Surrounded by a white picket fence and shaded by a dozen Monterey pines, the pet cemetery contains a variety of grave markers, most of which mimic those found in official military cemeteries. Most markers are wooden, painted white with large black stenciled lettering. Some headstones provide evidence of the pets’ military lifestyle, listing birthplaces like China, England, Australia, and Germany. Many markers include family names and owners’ ranks, which include majors, colonels and generals. Some contain only a simple epitaph, such as “A GI pet. He did his time.” Like many military cemeteries, there are markers and tributes to several “unknowns”
A pet cemetery is not unknown on an Army base, but there are no existing records for the Presidio’s pet cemetery. Consequently legends have developed alluding to burial grounds for 19th century cavalry horses or World War II guard dogs. The oldest markers date only to the early 1950s, when the Presidio was under command of Lt. General Joseph M. Swing, and some give him credit for the authorization of the pet cemetery. Most pet owners don’t recall any particular Army regulations for pet burial; they simply found a suitable spot for their pet’s final resting place.

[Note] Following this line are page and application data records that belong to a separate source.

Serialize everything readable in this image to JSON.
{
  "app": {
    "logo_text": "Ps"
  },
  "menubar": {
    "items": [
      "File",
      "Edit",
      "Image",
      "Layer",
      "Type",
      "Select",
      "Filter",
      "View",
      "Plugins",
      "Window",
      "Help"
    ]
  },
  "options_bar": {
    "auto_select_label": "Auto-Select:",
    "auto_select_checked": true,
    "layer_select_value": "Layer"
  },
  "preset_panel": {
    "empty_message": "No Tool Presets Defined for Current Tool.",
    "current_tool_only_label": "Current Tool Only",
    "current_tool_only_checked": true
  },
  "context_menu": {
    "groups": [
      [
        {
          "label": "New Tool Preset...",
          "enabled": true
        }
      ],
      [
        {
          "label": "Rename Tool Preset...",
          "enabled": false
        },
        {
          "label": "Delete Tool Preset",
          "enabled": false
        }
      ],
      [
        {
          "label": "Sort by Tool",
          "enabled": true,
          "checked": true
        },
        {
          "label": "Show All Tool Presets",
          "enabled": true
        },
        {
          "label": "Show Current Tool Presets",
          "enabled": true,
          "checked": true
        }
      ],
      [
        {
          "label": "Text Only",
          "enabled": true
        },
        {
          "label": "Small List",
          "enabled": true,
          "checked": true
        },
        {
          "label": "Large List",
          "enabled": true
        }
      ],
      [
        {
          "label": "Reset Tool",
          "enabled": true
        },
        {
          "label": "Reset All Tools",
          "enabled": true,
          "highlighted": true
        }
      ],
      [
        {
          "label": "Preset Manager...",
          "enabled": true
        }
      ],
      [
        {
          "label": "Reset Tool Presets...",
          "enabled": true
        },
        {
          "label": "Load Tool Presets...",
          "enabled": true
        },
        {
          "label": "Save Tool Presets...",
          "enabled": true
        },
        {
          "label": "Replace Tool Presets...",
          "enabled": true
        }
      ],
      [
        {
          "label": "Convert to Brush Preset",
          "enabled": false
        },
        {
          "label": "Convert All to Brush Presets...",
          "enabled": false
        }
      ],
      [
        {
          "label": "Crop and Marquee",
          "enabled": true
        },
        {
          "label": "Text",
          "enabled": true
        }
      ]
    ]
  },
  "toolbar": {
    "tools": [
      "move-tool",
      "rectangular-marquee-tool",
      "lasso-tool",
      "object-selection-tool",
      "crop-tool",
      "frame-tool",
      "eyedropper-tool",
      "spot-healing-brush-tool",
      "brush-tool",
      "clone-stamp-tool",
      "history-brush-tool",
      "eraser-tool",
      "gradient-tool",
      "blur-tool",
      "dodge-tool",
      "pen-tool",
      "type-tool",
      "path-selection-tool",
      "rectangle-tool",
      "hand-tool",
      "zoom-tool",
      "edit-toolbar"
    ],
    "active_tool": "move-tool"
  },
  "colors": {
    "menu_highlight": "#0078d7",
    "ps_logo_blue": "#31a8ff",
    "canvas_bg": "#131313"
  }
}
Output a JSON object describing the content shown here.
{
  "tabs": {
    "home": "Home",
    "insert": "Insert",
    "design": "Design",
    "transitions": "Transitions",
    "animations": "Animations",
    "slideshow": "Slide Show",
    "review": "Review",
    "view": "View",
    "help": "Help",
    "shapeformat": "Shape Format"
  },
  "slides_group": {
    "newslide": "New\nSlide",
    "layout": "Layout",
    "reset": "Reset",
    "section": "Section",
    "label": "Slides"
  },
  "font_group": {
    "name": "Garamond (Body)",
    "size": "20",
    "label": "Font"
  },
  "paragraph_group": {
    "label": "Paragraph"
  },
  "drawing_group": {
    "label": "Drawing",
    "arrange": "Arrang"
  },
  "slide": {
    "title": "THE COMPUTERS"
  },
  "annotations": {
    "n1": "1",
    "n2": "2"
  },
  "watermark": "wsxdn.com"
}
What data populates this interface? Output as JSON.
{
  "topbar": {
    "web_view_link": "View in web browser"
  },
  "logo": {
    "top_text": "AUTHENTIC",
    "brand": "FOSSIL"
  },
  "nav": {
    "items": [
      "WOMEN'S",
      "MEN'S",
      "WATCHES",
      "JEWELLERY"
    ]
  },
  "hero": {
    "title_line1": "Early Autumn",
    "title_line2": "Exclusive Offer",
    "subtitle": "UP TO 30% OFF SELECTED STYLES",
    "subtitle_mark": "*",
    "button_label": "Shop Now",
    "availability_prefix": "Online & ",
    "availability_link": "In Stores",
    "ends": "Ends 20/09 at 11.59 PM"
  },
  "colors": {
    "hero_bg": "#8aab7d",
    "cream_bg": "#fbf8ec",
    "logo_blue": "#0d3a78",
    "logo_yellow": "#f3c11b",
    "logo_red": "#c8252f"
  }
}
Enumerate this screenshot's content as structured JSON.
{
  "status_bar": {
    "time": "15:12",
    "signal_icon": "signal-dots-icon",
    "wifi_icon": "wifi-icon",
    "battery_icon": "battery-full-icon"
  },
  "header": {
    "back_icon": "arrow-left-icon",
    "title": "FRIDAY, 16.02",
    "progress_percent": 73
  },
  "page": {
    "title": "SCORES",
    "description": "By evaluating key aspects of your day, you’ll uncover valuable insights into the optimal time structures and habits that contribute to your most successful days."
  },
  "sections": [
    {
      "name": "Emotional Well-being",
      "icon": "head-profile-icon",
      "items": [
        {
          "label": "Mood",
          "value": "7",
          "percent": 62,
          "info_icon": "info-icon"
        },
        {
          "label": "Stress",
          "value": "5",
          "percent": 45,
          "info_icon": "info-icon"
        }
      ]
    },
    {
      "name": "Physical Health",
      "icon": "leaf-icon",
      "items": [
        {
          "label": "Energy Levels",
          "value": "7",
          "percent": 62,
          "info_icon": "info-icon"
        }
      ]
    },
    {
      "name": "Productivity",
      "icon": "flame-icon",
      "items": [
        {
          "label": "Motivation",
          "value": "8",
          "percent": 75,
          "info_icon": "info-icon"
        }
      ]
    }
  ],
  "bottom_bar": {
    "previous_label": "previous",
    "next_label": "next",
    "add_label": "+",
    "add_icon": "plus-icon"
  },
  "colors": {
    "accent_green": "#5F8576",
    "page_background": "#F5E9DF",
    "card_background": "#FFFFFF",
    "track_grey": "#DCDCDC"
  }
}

The Presidio pet cemetery has enchanted and intrigued Presidio visitors and residents for fifty years. The cemetery provides insight into the loving personal relationships between military personnel and their pets. Its mysterious origins and continued maintenance contribute to its fascination. Finally, the role it played in the establishment of a new form of park management in the national park system adds to its significance and notoriety. www.nps.gov